Answer and Explanation:

21. (a): The genotype of trihybrid self fertilizing plant would be AaBbCc. Now the gametes form will be 2-n = the no. of heterozygosity, which is three in this case. 23 = 8. Hence gametes will be 8. The gametes formed will be ABC, abc, ABc, aBc, Abe, AbC, aBC, abC. The zygotes formed will be gametes = 82 = 64.

22. Evolutionary history of an organism is known as

(a) ontogeny

(b) phylogeny

(c) ancestry

(d) paleontology

Answer and Explanation:

22. (b): Phylogeny is the evolutionary history of an organism or group of related organisms. Ontogeny is the developmental course of an organism from the fertilized egg through to maturity.

It has been suggested that “ontogeny recapitulates phylogeny”, i.e. the stages of development, especially of the embryo, reflect the evolutionary history of the organism.
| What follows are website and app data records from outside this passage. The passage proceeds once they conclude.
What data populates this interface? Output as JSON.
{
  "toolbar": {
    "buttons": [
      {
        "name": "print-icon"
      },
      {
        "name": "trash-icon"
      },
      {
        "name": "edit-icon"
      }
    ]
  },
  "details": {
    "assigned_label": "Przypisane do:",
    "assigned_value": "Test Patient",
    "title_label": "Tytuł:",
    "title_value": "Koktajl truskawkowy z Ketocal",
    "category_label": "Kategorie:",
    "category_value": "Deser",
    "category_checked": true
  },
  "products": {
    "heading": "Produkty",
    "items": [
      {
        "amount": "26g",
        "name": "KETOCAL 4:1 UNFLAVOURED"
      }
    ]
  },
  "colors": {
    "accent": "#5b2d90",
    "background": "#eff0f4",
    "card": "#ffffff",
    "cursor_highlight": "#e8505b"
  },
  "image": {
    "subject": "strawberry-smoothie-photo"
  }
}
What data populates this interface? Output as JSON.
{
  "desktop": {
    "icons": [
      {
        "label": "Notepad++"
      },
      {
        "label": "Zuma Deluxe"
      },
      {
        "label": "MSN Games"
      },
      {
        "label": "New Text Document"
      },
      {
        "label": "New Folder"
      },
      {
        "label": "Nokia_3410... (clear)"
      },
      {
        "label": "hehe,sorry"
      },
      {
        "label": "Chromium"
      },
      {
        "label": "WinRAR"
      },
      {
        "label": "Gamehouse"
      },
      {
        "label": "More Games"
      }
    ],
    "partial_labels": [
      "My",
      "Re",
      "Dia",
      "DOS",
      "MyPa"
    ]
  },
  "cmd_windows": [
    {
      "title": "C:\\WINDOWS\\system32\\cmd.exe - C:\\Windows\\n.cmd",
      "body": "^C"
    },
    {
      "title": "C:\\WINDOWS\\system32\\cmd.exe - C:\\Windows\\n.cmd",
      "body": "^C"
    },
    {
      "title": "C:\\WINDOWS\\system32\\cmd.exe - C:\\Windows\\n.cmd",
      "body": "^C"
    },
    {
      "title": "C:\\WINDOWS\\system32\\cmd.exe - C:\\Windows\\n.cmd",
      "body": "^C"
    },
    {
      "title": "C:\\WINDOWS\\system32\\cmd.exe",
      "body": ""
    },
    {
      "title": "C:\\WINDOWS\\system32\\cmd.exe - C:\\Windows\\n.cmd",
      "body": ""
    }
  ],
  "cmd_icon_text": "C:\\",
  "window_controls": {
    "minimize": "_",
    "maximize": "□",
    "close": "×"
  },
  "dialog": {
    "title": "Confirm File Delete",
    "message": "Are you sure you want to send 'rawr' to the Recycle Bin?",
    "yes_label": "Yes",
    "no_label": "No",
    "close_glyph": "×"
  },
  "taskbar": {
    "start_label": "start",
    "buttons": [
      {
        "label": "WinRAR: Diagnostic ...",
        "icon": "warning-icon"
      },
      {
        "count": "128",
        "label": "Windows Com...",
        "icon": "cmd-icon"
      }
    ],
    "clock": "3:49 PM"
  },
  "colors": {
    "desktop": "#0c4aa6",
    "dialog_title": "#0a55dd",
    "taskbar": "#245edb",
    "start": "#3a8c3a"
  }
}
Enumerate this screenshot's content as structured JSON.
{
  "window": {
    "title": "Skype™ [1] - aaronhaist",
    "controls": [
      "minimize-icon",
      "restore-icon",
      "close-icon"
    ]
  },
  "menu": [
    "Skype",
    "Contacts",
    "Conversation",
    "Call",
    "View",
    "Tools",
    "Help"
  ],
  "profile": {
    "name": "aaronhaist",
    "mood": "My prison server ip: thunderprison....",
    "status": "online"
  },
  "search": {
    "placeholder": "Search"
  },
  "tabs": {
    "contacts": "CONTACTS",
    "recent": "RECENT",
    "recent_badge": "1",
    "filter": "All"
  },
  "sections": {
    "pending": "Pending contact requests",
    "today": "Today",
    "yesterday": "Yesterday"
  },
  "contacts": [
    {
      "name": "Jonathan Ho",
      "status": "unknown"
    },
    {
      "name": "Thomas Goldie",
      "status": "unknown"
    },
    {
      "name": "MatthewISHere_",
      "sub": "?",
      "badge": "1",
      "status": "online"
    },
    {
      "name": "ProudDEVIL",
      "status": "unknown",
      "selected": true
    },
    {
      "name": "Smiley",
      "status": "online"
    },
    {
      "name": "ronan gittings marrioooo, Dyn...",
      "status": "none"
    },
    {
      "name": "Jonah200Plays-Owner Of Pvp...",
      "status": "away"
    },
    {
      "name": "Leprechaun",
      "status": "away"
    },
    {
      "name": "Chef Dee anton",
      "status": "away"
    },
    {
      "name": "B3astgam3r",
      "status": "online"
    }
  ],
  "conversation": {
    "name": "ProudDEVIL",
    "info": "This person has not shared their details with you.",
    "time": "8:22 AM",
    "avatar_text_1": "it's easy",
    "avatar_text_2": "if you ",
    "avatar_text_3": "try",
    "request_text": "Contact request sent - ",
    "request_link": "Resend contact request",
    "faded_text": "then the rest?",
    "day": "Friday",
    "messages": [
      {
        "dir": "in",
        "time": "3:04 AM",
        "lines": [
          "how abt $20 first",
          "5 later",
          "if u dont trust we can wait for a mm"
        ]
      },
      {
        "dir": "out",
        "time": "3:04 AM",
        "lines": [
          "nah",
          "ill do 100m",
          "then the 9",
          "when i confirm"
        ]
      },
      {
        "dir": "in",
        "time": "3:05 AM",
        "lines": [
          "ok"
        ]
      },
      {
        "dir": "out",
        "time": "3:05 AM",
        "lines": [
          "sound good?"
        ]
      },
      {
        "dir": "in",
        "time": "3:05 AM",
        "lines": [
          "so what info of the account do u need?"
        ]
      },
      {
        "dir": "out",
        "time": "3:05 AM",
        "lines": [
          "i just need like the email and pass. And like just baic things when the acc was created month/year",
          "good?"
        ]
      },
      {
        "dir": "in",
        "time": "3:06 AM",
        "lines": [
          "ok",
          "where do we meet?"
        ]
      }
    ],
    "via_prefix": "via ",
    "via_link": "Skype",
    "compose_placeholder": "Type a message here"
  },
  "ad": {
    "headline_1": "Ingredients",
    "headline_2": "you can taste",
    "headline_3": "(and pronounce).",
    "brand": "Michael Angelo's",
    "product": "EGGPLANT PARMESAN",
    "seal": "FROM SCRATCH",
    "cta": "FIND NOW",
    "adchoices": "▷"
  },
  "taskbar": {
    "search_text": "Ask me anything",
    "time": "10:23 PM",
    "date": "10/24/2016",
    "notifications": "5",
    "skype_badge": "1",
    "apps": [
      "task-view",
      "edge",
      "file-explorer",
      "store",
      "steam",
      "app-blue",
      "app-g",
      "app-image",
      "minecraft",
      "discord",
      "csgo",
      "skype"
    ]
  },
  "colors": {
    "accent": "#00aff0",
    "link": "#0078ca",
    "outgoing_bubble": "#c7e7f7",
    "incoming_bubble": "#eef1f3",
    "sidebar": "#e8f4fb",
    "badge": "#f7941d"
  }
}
Palaeontology is the study of extinct organisms, including their structure, environment, evolution, and distribution, as revealed by their fossil remains. Ancestry refers to a persons’s ethnic origin or descent.

23. The living organisms can be unexceptional distinguished from the non-living things on the basis of their ability for

(a) interaction with the environment and progressive evolution

(b) reproduction

(c) growth and movement

(d) responsiveness to touch.

Answer and Explanation:

23. (b): Reproduction is the ability of only living organisms to produce offsprings. Their ability is not seen in non-living things.

24. Which of the following is an example of negative feedback loop in humans?

(a) secretion of tears after falling of sand particles into the eye

(b) salivation of mouth at the sight of delicious food

(c) secretion of sweat glands and constriction of skin blood vessels when it is too hot

(d) constriction of skin blood vessels and contraction of skeletal muscles when it is too cold.

Answer and Explanation:

24. (d): Negative feedback is a type of feedback in which the system responds in an opposite direction to the perturbation. It is a process of feeding back to the input a part of a system’s output, so as to reverse the direction of change of the output. This tends to keep the output from changing, so it is stabilizing and attempts to maintain constant conditions.

This often results in equilibrium (in physical science) or homeostasis (in biology) such that the system will return to its original setpoint automatically. Examples of the use of negative feedback to control its system are: thermostat control, phase-locked loop, hormonal regulation, and temperature regulation in animals.